Life Time (Nationwide): Creating social distancing within clubs, in which people are encouraged to use every other cardio machine instead of being directly next to another member. Modifying class schedules to allow for more time for cleaning between sessions.
Modo Yoga (NYC, LA): All classes will be cancelled for two weeks, beginning on March 13.
Physique57 (NYC): Class capacities will be limited to 10 to 12 students, the use of bands will be avoided.
Powerflow Yoga (NYC): Cloth towels will be replaced with disposable paper towels, rental mats and straps will be removed from all studios.
P.volve (NYC): Studio closed through March 24th.
Racked Stretch (NYC): Operations will be consolidated solely to the NOHO location.
Rowgatta (NYC): Classes will be cancelled indefinitely.
Rumble (NYC): Class sizes will be cut in half so that clients will only be booked in alternating spots (with no one beside them), no equipment will be shared.
RYDE (NYC): Weights will not be used in classes.
Sky Ting Yoga (NYC): Class sizes will be cut in half, teachers will no longer be offering hands-on adjustments, classes will be conducted without props, and students must bring their own mats.
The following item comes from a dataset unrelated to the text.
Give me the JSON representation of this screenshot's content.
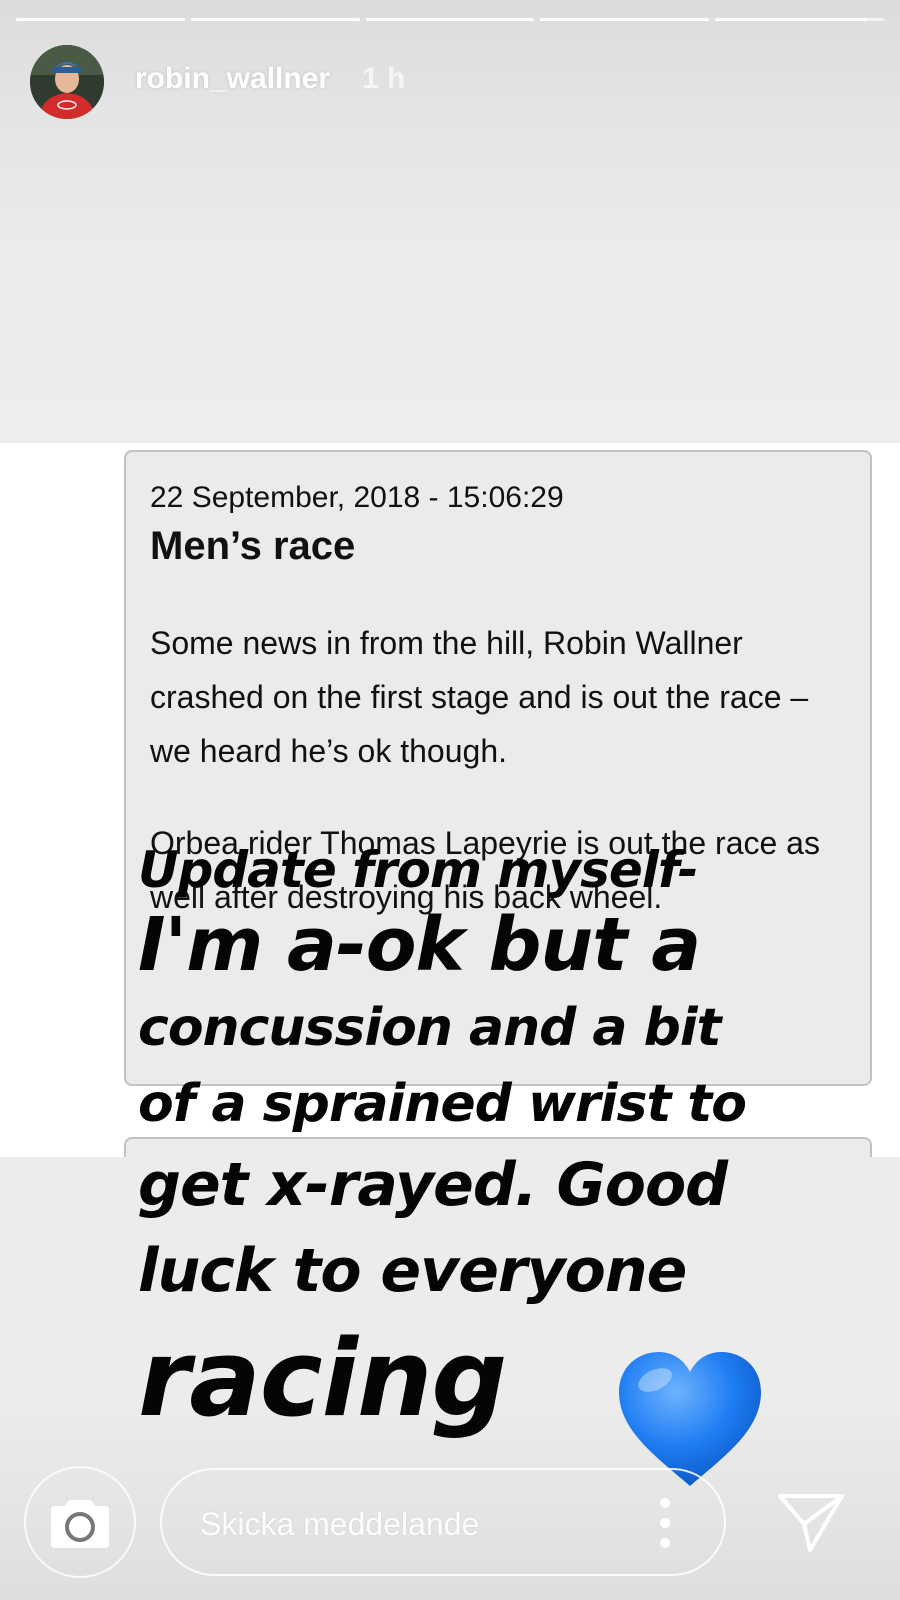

[Solidcore] (nationwide): Students are required to wash their hands before entering the studio.
SoulCycle (NYC): Starting on March 13, only odd-numbered bikes will be used for classes to keep distance between students. If you are booked on an even-numbered bike between now and March 16th, you will be moved to an odd-numbered bike. If there are no odd-numbered bikes available, you will be placed on the waitlist.
Swerve (NYC): Classes will be cancelled from March 13 through March 15.
Wundabar (NYC, LA): All classes will be a no-touch experience until further notice.
Y7 (NYC): Class sizes will be cut in half, fewer classes will be offered, and Y7 Meatpacking and Y7 at Solace New York will be closed.
Yogavida (NYC): Studios will be temporarily closed.
If you’re panicked about COVID-19, these are the myths that a doctor wants you to stop believing. And if you’re choosing to stay away from studios for now, these are our favorite digital workouts to try at home.